REQUIRED WORK
If an entry below holds a picture, leave the picture out and print the rest exactly.

===== EXERCISE DATA

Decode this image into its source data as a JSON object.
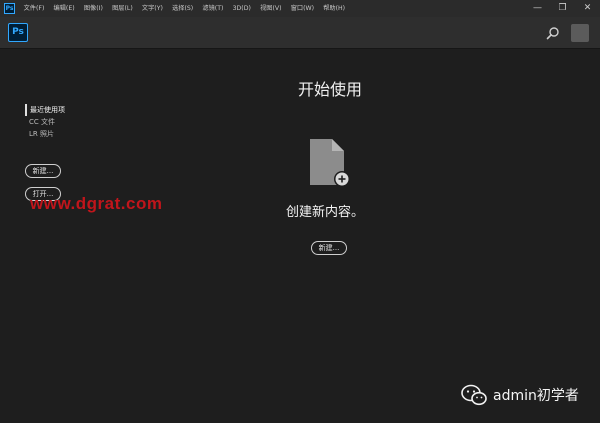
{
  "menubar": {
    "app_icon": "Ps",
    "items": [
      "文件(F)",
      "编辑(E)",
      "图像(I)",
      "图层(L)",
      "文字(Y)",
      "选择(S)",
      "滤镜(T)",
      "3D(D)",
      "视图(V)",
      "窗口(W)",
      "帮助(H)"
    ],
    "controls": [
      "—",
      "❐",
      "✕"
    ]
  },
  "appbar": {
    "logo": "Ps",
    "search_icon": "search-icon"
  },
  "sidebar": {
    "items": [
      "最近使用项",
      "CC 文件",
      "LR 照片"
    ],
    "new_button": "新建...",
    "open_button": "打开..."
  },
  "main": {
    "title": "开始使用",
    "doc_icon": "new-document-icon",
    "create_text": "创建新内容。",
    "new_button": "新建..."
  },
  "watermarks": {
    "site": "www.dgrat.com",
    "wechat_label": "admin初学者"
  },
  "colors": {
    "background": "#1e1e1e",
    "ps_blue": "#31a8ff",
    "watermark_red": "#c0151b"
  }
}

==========

TASK RESPONSE
Decode this image into its source data as a JSON object.
{
  "menubar": {
    "app_icon": "Ps",
    "items": [
      "文件(F)",
      "编辑(E)",
      "图像(I)",
      "图层(L)",
      "文字(Y)",
      "选择(S)",
      "滤镜(T)",
      "3D(D)",
      "视图(V)",
      "窗口(W)",
      "帮助(H)"
    ],
    "controls": [
      "—",
      "❐",
      "✕"
    ]
  },
  "appbar": {
    "logo": "Ps",
    "search_icon": "search-icon"
  },
  "sidebar": {
    "items": [
      "最近使用项",
      "CC 文件",
      "LR 照片"
    ],
    "new_button": "新建...",
    "open_button": "打开..."
  },
  "main": {
    "title": "开始使用",
    "doc_icon": "new-document-icon",
    "create_text": "创建新内容。",
    "new_button": "新建..."
  },
  "watermarks": {
    "site": "www.dgrat.com",
    "wechat_label": "admin初学者"
  },
  "colors": {
    "background": "#1e1e1e",
    "ps_blue": "#31a8ff",
    "watermark_red": "#c0151b"
  }
}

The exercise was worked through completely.